Spring has sprung at the White House and soon the vegetables will, too.
With lots of helping hands on Wednesday, Michelle Obama replanted her fruit and vegetable garden on the South Lawn.
New this year is a pollinator garden, an area with a variety of flowers that were chosen to help encourage the production of bees and Monarch butterflies to help spread pollen, Mrs. Obama told about two dozen students from four local schools who were invited to help with the sixth annual garden planting.
“We’re going to plant all kinds of flowers that attract bees and butterflies, which is not going to make the Obama girls happy because they don’t really like bees,” she said of her daughters, Malia, 15, and Sasha, 12. “But bees are good. Bees are a good thing.”

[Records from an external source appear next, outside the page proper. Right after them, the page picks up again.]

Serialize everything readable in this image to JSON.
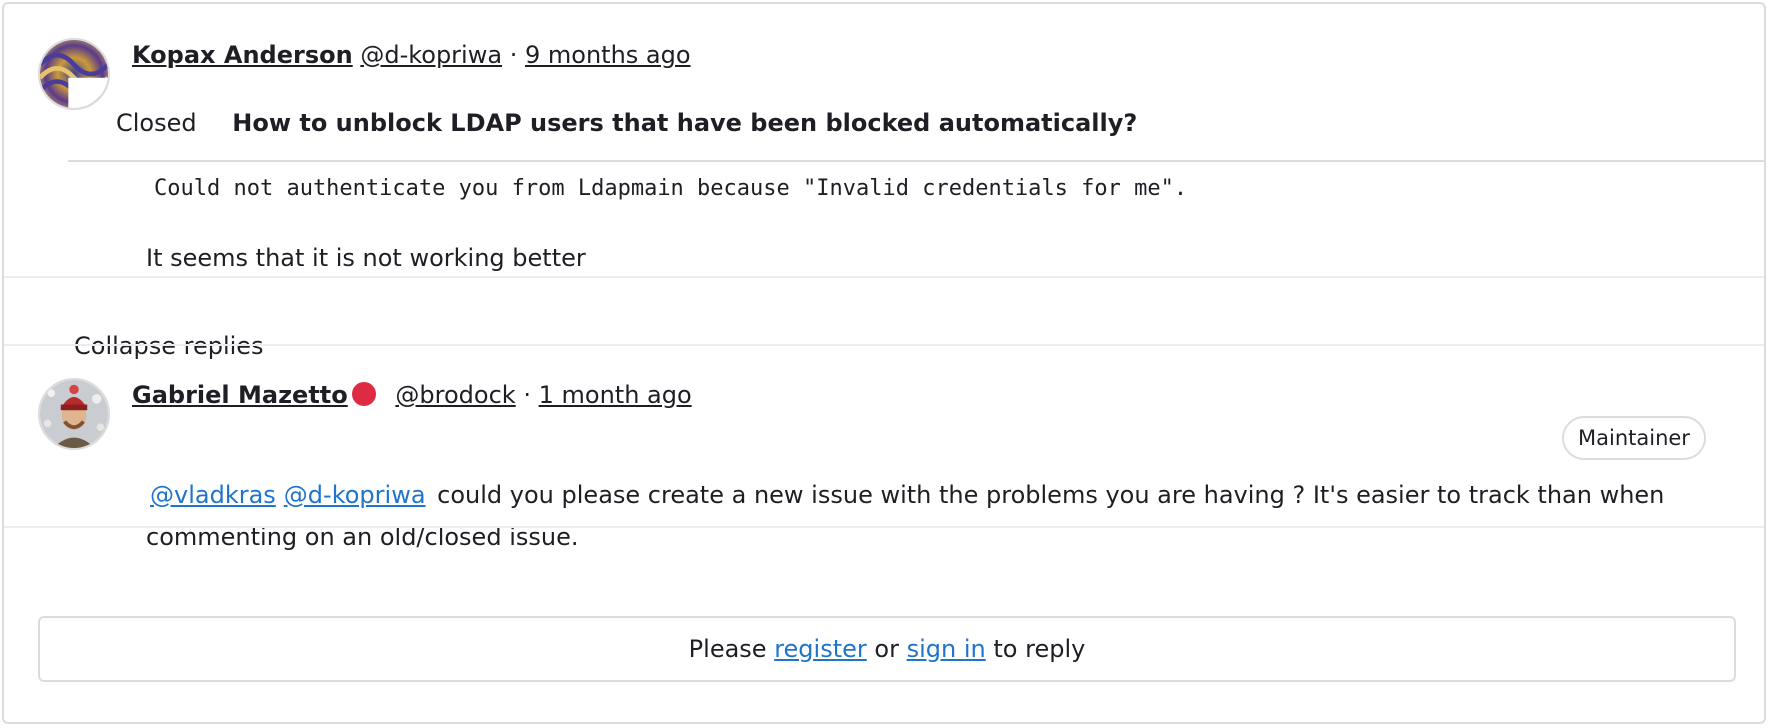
{
  "original_note": {
    "author_name": "Kopax Anderson",
    "author_handle": "@d-kopriwa",
    "separator": "·",
    "time_ago": "9 months ago",
    "status": "Closed",
    "issue_title": "How to unblock LDAP users that have been blocked automatically?",
    "code_text": "Could not authenticate you from Ldapmain because \"Invalid credentials for me\".",
    "body_text": "It seems that it is not working better"
  },
  "collapse_replies_label": "Collapse replies",
  "reply_note": {
    "author_name": "Gabriel Mazetto",
    "status_color": "#dd2b44",
    "author_handle": "@brodock",
    "separator": "·",
    "time_ago": "1 month ago",
    "role_badge": "Maintainer",
    "mention_1": "@vladkras",
    "mention_2": "@d-kopriwa",
    "body_text": "could you please create a new issue with the problems you are having ? It's easier to track than when commenting on an old/closed issue."
  },
  "reply_prompt": {
    "prefix": "Please",
    "register_link": "register",
    "middle": "or",
    "sign_in_link": "sign in",
    "suffix": "to reply"
  },
  "colors": {
    "link": "#1f75cb",
    "border": "#dcdcde",
    "text": "#1f1e24"
  }
}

Other additions to the garden are oats, specifically a variety known as Lincoln Oats, and a paw paw tree. The paw paw fruit is native to the eastern part of the country and has a soft, orange flesh that tastes like the mash-up of a banana and a mango.
Mrs. Obama’s planting effort also was aided by the founders of FoodCorps, which is part of the AmeriCorps national service program, and six of its volunteers. FoodCorps teaches K-12 students where healthy food comes from, how it grows and helps make sure they have regular access to it. Volunteers spend a year working in needy communities.
White House chefs also left their kitchens to help plant lettuces, herbs, broccoli, spinach, rhubarb and cauliflower, among other crops.
The first lady planted the garden in 2009, the first one at the White House in decades, to help spur a national conversation about healthier eating and living. A year later, in 2010, that conversation led her to launch “Let’s Move,” her nationwide initiative to reduce childhood obesity rates and improve the health of the nation’s children.
Since 2009, the garden has produced thousands of pounds of produce, some of which the White House donates to a local soup kitchen.
White House chefs also serve food from the garden to the first family and state dinner guests.